Here is a simple approach to jazz chords that will get you to hear jazz chords even if you don’t have a strong music theory background.

If you know how to play any of the basic triads as chords on a piano then you can train your ears to hear even the most complex jazz chords.

Hear, Stack, and Sing Your Basic Triads

Any complex sounding chord can be implied from a combination of stacking 2 simple triads.

Follow these simple steps to get to the point where you can hear and comprehend even the most complex jazz chords.

Step 1: Play a major triad on a piano.

Step 2: Sing each note in that major triad.

Step 3: Play a different major triad.

Step 4: Sing each note in that major triad.

Step 5: Play both major triads at the same time.

Step 6: Sing each note (total of 6 notes) that you are hearing.

By breaking down a complex sounding chord into smaller chunks you can be able to hear the actual notes sounding in a chord more easily.

This concept is similar to hearing slash chords, only this time, instead of just having a chord on top of a single bass note, you’ll be having a chord on top of another chord.

Here are some of the jazz chords you can imply and learn to hear using this simple jazz piano chord approach.

C major triad + D major triad = C 9 #11 add 13 (C, E, G, D, F#, A)

C major triad + G major triad = C major 7 add 9 (C, E, G, G, B, D)

C major triad + Bb major triad = C 7 sus 9 (C, E, G, Bb, D, F)

C minor triad + B diminished triad = C minor/major 7 9 add 11 (C, Eb, G, B, D, F)

C minor triad + F augmented triad = C minor 11 13 b9 (C, Eb, G, F, A, C#)

C minor triad + F# major triad = C minor b5 13 b9 (C, Eb, G, F#, A, C#)

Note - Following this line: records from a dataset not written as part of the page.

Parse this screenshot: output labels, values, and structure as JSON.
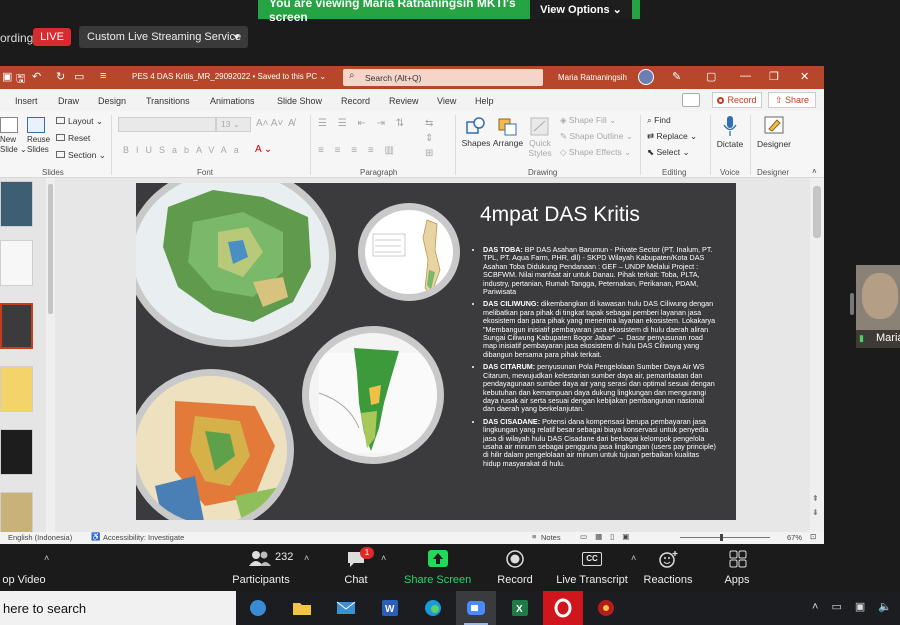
{
  "zoom": {
    "viewing_text": "You are viewing Maria Ratnaningsih MKTI's screen",
    "view_options": "View Options",
    "recording_text": "ording",
    "live_label": "LIVE",
    "stream_service": "Custom Live Streaming Service",
    "participant_name": "Maria",
    "toolbar": {
      "stop_video": "op Video",
      "participants_label": "Participants",
      "participants_count": "232",
      "chat_label": "Chat",
      "chat_badge": "1",
      "share_label": "Share Screen",
      "record_label": "Record",
      "transcript_label": "Live Transcript",
      "transcript_icon_text": "CC",
      "reactions_label": "Reactions",
      "apps_label": "Apps"
    }
  },
  "ppt": {
    "doc_title": "PES 4 DAS Kritis_MR_29092022 • Saved to this PC ⌄",
    "search_placeholder": "Search (Alt+Q)",
    "user_name": "Maria Ratnaningsih",
    "menu": [
      "Insert",
      "Draw",
      "Design",
      "Transitions",
      "Animations",
      "Slide Show",
      "Record",
      "Review",
      "View",
      "Help"
    ],
    "record_button": "Record",
    "share_button": "Share",
    "ribbon": {
      "layout": "Layout ⌄",
      "reset": "Reset",
      "section": "Section ⌄",
      "new_slide": "New\nSlide ⌄",
      "reuse_slides": "Reuse\nSlides",
      "slides_group": "Slides",
      "font_group": "Font",
      "paragraph_group": "Paragraph",
      "drawing_group": "Drawing",
      "editing_group": "Editing",
      "voice_group": "Voice",
      "designer_group": "Designer",
      "font_size": "13",
      "shapes": "Shapes",
      "arrange": "Arrange",
      "quick_styles": "Quick\nStyles",
      "shape_fill": "Shape Fill ⌄",
      "shape_outline": "Shape Outline ⌄",
      "shape_effects": "Shape Effects ⌄",
      "find": "Find",
      "replace": "Replace ⌄",
      "select": "Select ⌄",
      "dictate": "Dictate",
      "designer": "Designer"
    },
    "status": {
      "language": "English (Indonesia)",
      "accessibility": "Accessibility: Investigate",
      "notes": "Notes",
      "zoom": "67%"
    }
  },
  "slide": {
    "title": "4mpat DAS Kritis",
    "bullets": [
      {
        "head": "DAS TOBA:",
        "body": " BP DAS Asahan Barumun - Private Sector (PT. Inalum, PT. TPL, PT. Aqua Farm, PHR, dll) - SKPD Wilayah Kabupaten/Kota DAS Asahan Toba Didukung Pendanaan : GEF – UNDP Melalui Project : SCBFWM. Nilai manfaat air untuk Danau. Pihak terkait: Toba, PLTA, industry, pertanian, Rumah Tangga, Peternakan, Perikanan, PDAM, Pariwisata"
      },
      {
        "head": "DAS CILIWUNG:",
        "body": " dikembangkan di kawasan hulu DAS Ciliwung dengan melibatkan para pihak di tingkat tapak sebagai pemberi layanan jasa ekosistem dan para pihak yang menerima layanan ekosistem. Lokakarya \"Membangun inisiatif pembayaran jasa ekosistem di hulu daerah aliran Sungai Ciliwung Kabupaten Bogor Jabar\" → Dasar penyusunan road map inisiatif pembayaran jasa ekosistem di hulu DAS Ciliwung yang dibangun bersama para pihak terkait."
      },
      {
        "head": "DAS CITARUM:",
        "body": " penyusunan Pola Pengelolaan Sumber Daya Air WS Citarum, mewujudkan kelestarian sumber daya air, pemanfaatan dan pendayagunaan sumber daya air yang serasi dan optimal sesuai dengan kebutuhan dan kemampuan daya dukung lingkungan dan mengurangi daya rusak air serta sesuai dengan kebijakan pembangunan nasional dan daerah yang berkelanjutan."
      },
      {
        "head": "DAS CISADANE:",
        "body": " Potensi dana kompensasi berupa pembayaran jasa lingkungan yang relatif besar sebagai biaya konservasi untuk penyedia jasa di wilayah hulu DAS Cisadane dari berbagai kelompok pengelola usaha air minum sebagai pengguna jasa lingkungan (users pay principle) di hilir dalam pengelolaan air minum untuk tujuan perbaikan kualitas hidup masyarakat di hulu."
      }
    ]
  },
  "taskbar": {
    "search_text": "here to search"
  },
  "colors": {
    "ppt_accent": "#b7472a",
    "zoom_green": "#26a443",
    "live_red": "#d92b2f"
  }
}
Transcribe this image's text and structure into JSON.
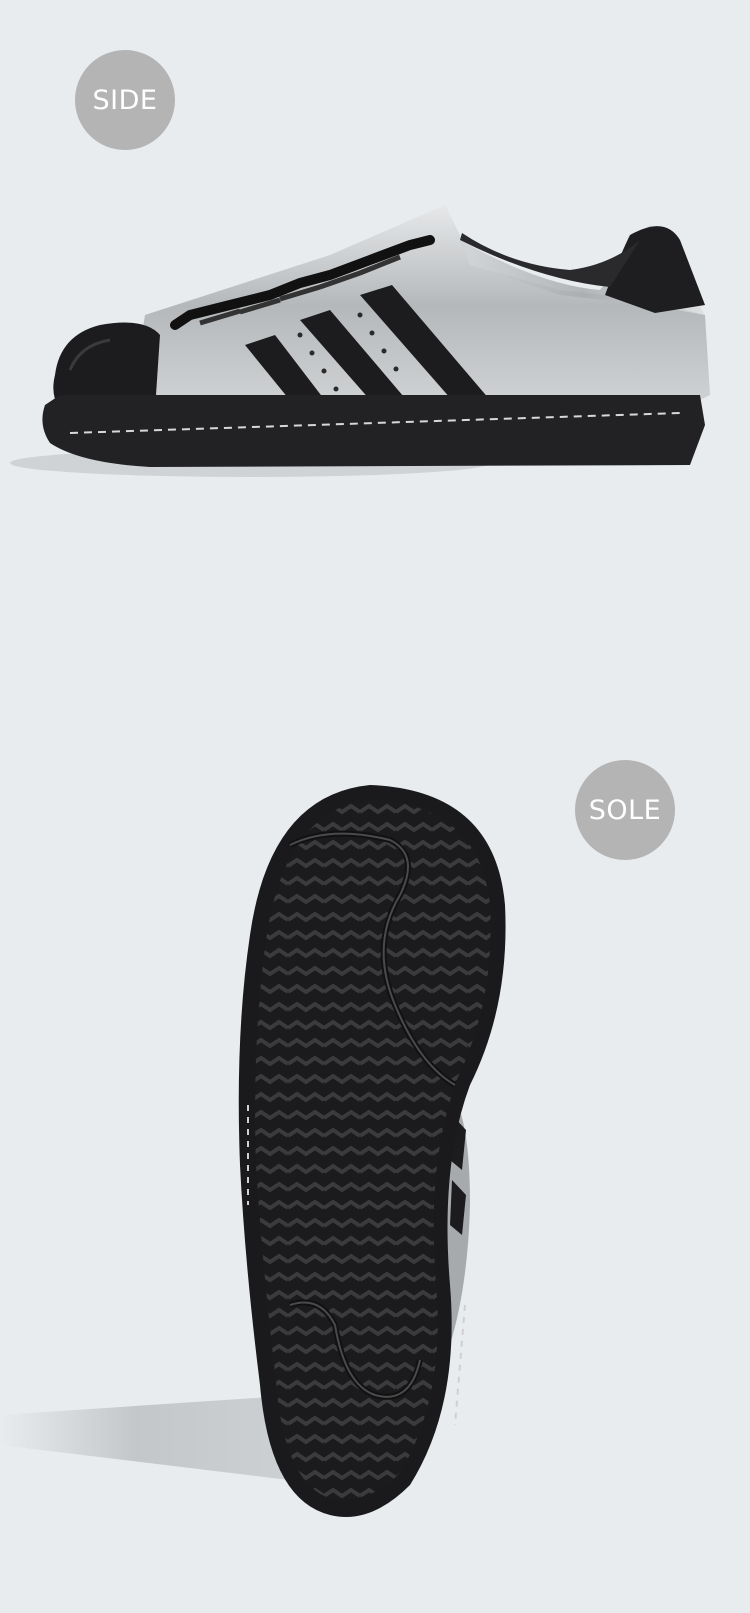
{
  "views": {
    "side": {
      "label": "SIDE"
    },
    "sole": {
      "label": "SOLE"
    }
  },
  "colors": {
    "background": "#e8ecee",
    "badge": "#b4b4b4",
    "badge_text": "#ffffff",
    "upper_silver": "#b9bcbe",
    "stripes_black": "#1c1c1e",
    "sole_black": "#222224"
  },
  "icons": [
    "sneaker-side-image",
    "sneaker-sole-image"
  ]
}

To take this practice to another level, explore playing different inversions for each triad that you are playing and follow steps 1 through 6 each time.